*** Data to process ***

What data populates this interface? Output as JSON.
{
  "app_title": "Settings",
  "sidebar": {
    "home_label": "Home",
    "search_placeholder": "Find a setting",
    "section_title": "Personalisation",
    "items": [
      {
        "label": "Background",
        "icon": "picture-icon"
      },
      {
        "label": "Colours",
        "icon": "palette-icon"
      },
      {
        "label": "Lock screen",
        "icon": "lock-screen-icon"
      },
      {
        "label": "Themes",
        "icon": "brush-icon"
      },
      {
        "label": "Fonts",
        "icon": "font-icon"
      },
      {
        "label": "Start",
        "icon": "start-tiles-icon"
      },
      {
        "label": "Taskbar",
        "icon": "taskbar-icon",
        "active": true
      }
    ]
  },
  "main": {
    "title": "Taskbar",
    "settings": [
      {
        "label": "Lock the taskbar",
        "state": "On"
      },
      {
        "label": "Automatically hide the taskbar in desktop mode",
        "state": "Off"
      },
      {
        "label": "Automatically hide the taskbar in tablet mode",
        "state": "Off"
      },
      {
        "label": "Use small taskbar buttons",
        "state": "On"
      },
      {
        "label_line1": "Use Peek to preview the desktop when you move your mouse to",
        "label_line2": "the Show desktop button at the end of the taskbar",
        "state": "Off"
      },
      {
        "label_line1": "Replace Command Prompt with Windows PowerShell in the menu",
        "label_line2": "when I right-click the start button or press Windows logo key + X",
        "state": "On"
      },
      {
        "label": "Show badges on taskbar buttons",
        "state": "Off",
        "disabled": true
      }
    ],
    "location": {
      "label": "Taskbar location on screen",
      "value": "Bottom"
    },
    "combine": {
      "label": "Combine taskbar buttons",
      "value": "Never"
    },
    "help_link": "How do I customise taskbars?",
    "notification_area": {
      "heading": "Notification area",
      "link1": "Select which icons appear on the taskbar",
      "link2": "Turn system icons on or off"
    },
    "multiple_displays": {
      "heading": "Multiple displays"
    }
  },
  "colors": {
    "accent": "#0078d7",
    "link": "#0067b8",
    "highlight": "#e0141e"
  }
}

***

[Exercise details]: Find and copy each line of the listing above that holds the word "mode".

[Solution]:
        "label": "Automatically hide the taskbar in desktop mode",
        "label": "Automatically hide the taskbar in tablet mode",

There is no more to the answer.